Today in Hip-Hop: ‘Hustle & Flow’ Movie Debuts in Theaters
On this day, July 22, in hip-hop history…
2005: The independent film Hustle & Flow was released in select theaters on July 22, 2005. Some say the notoriety the film would come to achieve from several diverse audiences is a result of the subtle combination of a familiar-faced cast and a realistic, gritty and broadly relative storyline.

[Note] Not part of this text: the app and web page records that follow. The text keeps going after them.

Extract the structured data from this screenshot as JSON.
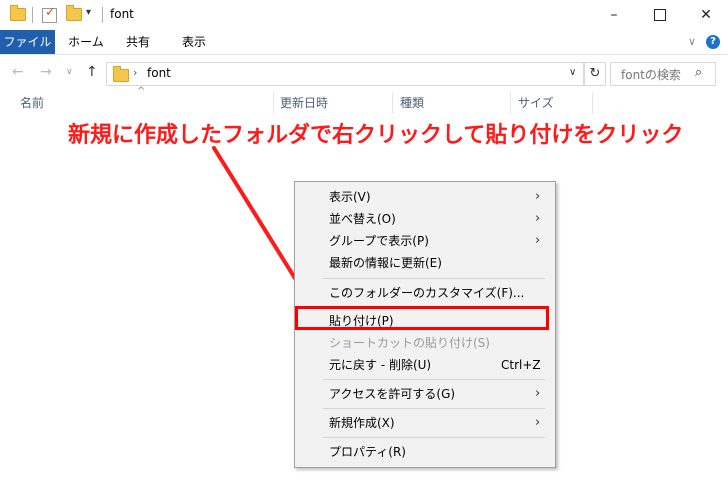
{
  "window": {
    "title": "font",
    "minimize": "–",
    "close": "✕"
  },
  "ribbon": {
    "tabs": [
      "ファイル",
      "ホーム",
      "共有",
      "表示"
    ]
  },
  "address": {
    "path": "font",
    "search_placeholder": "fontの検索"
  },
  "columns": [
    "名前",
    "更新日時",
    "種類",
    "サイズ"
  ],
  "annotation": "新規に作成したフォルダで右クリックして貼り付けをクリック",
  "context_menu": {
    "items": [
      {
        "label": "表示(V)",
        "submenu": true
      },
      {
        "label": "並べ替え(O)",
        "submenu": true
      },
      {
        "label": "グループで表示(P)",
        "submenu": true
      },
      {
        "label": "最新の情報に更新(E)"
      },
      {
        "label": "このフォルダーのカスタマイズ(F)..."
      },
      {
        "label": "貼り付け(P)",
        "highlighted": true
      },
      {
        "label": "ショートカットの貼り付け(S)",
        "disabled": true
      },
      {
        "label": "元に戻す - 削除(U)",
        "shortcut": "Ctrl+Z"
      },
      {
        "label": "アクセスを許可する(G)",
        "submenu": true
      },
      {
        "label": "新規作成(X)",
        "submenu": true
      },
      {
        "label": "プロパティ(R)"
      }
    ]
  },
  "colors": {
    "annotation": "#ff1a1a",
    "file_tab": "#1f5fab",
    "highlight_border": "#ff0000"
  }
}
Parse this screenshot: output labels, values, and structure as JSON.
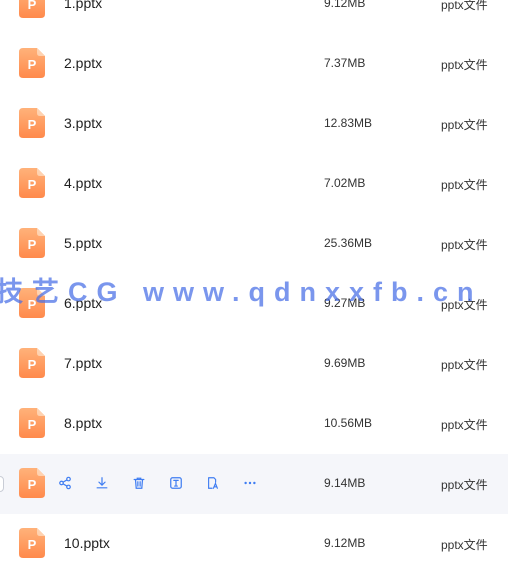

Director Craig Brewer pulled off a surprisingly well-meshed slew of actors like Terrence Howard, who plays the hard-knocked protagonist DJay, Taryn Manning, playing Nola, one of DJay's main prostitutes, Taraji P. Henson, playing Shug as DJay's pregnant love interest. Chris “Ludacris” Bridges and the storyline serve as a bit of a romanticization of an otherwise disdainful situation, as DJay struggles to find balance and financial stability between his hustle as a pimp and drug dealer, and his aspirations of becoming a rapper.
While a groundbreaking film in the visual arts industry, Hustle & Flow brought significance to hip-hop in arenas outside of its traditionally occupied demographic. Aside from being a film centralized by the rags-to-riches themes of rap, the soundtrack of the film would prove to be particularly moving as well, earning the film an Oscar for “Best Original Song” for Three 6 Mafia's breakthrough joint “It's Hard Out Here for a Pimp,” which they also performed at the 2006 Academy Awards. The song earned Three 6 Mafia the distinction of being the first hip-hop group to win an Academy Award for Best Original Song, and the first hip-hop artists to ever perform at the ceremony. This performance, at a longstanding and well-recognized ceremony in the film industry, made what some would consider major headway in the level of regard and legitimacy for hip-hop held by other industry professionals.—Christina Kelly
See 60 Hip-Hop Albums Turning 20 in 2018